That drop may be credited to another MCSA initiative, Masoyise iTB, a multi-stakeholder programme established in response to the high rates of TB and HIV among miners. It includes representatives from trade unions, government and other organisations, all of which worked closely to reach the project’s goals.
Between 2016 and 2019, Masoyise iTB achieved targets including making annual TB screening and HIV testing and counselling available to all mining employees; monitoring screening performance for TB and HIV; and conducting TB contact tracing exercises.
Masoyise iTB continued in 2019 as the Masoyise Health programme, which has a wider mandate beyond TB and HIV to include non-communicable diseases, and is currently set to run until 2024.
While Southern African mines battle TB, countries further north face a different foe – malaria, which remains one of the biggest health challenges in sub-Saharan Africa.
Endeavour Mining, which owns and operates gold mines in Côte d’Ivoire, Burkina Faso and Senegal, has partnered with the Ministry of Health and Public Hygiene in Burkina Faso to make Dangouna village malaria-free by June 2023. The protocol was signed in April 2022, and its pilot project will benefit more than 1 150 people in the village, aiming to reduce the incidence of malaria by 90% by February 2023 and to achieve a 0% malaria mortality rate by June.
Endeavour Mining’s pre-existing malaria-control programme includes providing mosquito nets to the communities in which it operates, residual spraying inside homes and buildings, and reducing the amount of stagnant water on site, which is a breeding ground for the insects.
It isn’t the first – AngloGold Ashanti set up its malaria-control programme in Ghana in 2014, AGAMal, which saw a 75% drop in cases in the Obuasi mine area in just eight years.
‘In my personal opinion, mining companies bear a big responsibility for the health of their workers and communities,’ says Rossouw. ‘However we should also recognise that from an economic perspective – this responsibility and contribution to the broader context of ESG challenges – is a declining responsibility.
‘I think [mining companies] are doing a lot – and the South African government and economy has become very dependent on the additional support it gets from the mining sector, over and above their taxes and income.

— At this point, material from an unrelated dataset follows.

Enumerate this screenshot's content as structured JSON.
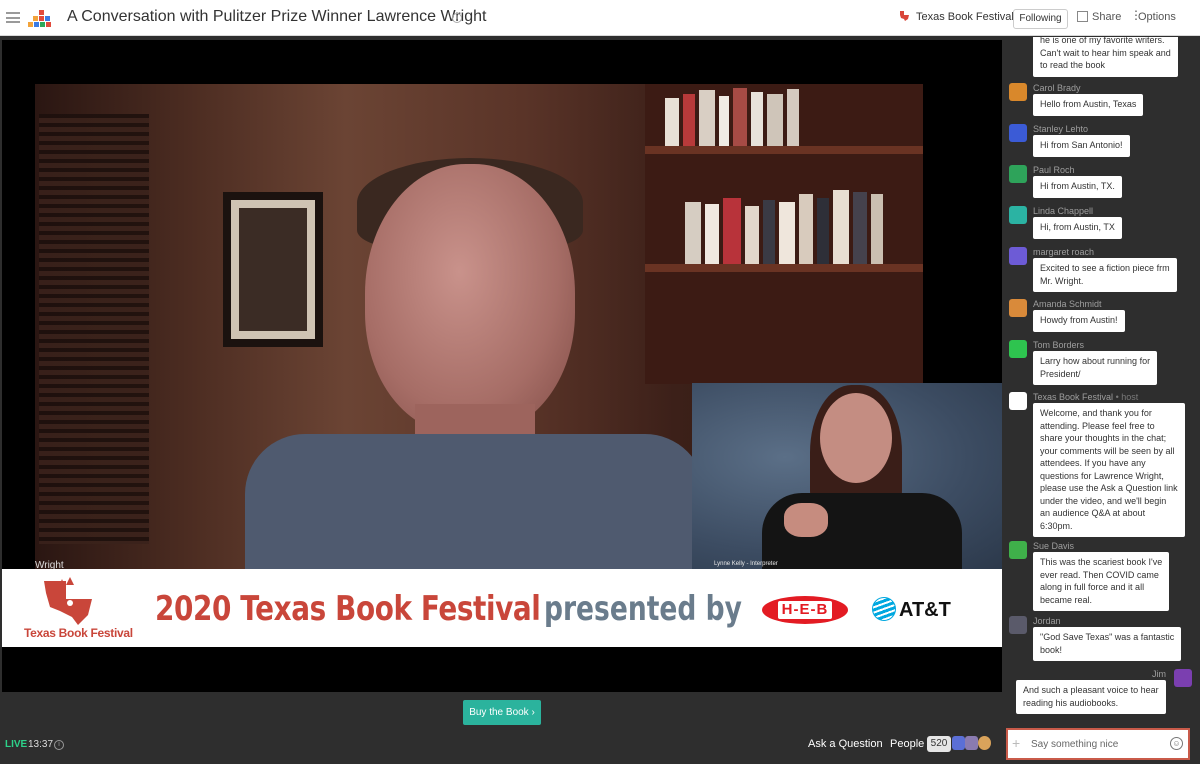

But let’s face it, the traditional large mining companies no longer operate the way they used to.’
Rossouw points out that Anglo American was instrumental in designing and developing the Impact Catalyst as a way to mitigate the impact of divesting and closing down mines. Co-founded with the Council for Scientific and Industrial Research, Exxaro and World Vision South Africa, the initiative counts as one of its projects the Community Oriented Primary Care programme, which was initially developed by the department of family medicine at the University of Pretoria, and has been successful in several municipalities.
‘Our most important priority is to ensure that everyone is better off and healthier having worked for Anglo American,’ says Charles Mbekeni, health lead for Southern Africa at Anglo American. ‘We need our people to be healthy, happy, engaged and fulfilled in work and life. It makes us safer, more productive, and a stronger force for good in the communities where we operate.
‘We tackle the threats to health and well-being wherever we find them, with separate programmes for physical and mental health – including our Living with Dignity programme to tackle the scourge of gender-based and domestic violence prevalent around the world – for creating a healthier working environment, and for encouraging healthy lifestyles.’